** Opening EXTRACTED MATERIAL block **

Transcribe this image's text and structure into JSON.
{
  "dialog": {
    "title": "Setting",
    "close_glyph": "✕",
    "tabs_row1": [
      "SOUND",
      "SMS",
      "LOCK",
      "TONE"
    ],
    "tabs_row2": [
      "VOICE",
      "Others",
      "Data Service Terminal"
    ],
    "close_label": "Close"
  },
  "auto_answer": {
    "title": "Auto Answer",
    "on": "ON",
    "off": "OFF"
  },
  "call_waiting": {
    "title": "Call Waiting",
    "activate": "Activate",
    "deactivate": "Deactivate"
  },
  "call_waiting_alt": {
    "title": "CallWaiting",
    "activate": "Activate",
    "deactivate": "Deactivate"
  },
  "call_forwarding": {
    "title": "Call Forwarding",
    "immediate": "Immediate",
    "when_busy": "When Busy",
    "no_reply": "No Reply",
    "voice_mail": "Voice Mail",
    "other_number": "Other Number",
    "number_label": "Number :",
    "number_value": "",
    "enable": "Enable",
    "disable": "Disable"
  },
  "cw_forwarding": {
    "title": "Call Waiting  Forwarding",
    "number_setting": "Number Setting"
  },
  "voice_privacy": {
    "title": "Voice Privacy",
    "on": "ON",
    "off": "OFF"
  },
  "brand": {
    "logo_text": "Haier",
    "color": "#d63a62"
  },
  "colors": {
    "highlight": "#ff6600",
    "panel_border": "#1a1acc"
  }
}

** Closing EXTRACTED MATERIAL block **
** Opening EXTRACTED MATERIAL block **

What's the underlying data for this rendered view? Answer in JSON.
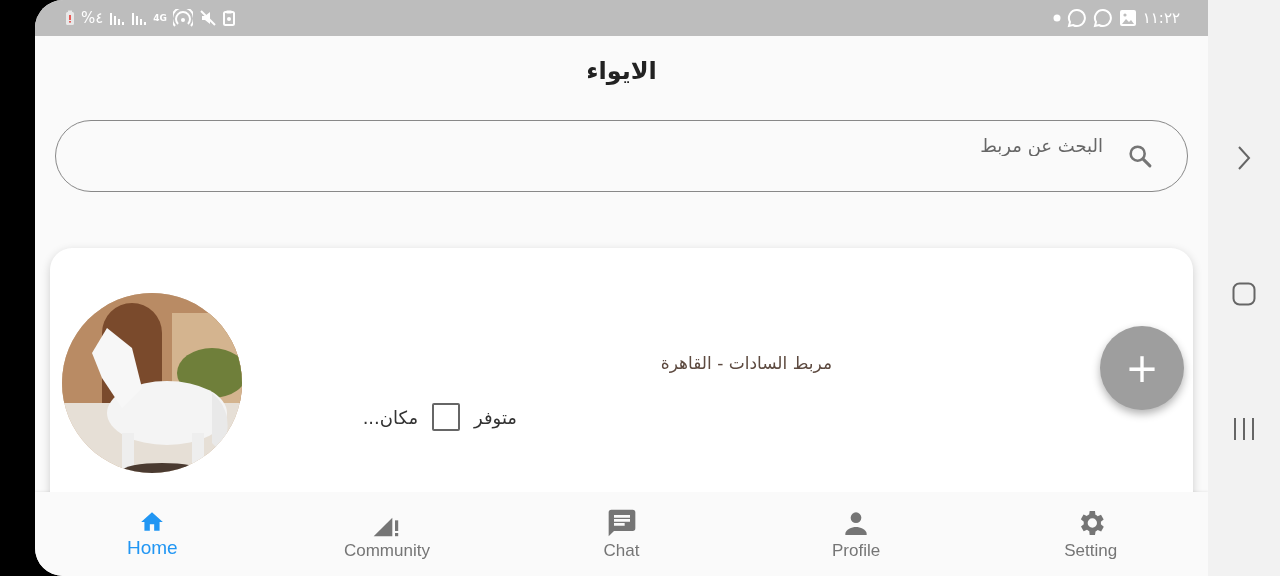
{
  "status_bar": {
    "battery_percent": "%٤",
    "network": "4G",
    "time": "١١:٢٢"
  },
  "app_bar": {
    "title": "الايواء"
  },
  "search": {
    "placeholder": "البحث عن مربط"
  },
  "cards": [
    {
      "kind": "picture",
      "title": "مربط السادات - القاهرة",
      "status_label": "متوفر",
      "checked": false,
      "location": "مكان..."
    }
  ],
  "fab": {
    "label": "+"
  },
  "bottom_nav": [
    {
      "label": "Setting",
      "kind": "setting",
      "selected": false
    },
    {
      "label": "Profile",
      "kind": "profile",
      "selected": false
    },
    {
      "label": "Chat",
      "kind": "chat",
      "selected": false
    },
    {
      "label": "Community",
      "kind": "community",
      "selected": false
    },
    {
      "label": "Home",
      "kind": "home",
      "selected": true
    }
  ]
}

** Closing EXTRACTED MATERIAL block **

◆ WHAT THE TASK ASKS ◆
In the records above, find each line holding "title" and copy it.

◆ EXERCISE RESPONSE ◆
    "title": "Setting",
    "title": "Auto Answer",
    "title": "Call Waiting",
    "title": "CallWaiting",
    "title": "Call Forwarding",
    "title": "Call Waiting  Forwarding",
    "title": "Voice Privacy",
    "title": "الايواء"
      "title": "مربط السادات - القاهرة",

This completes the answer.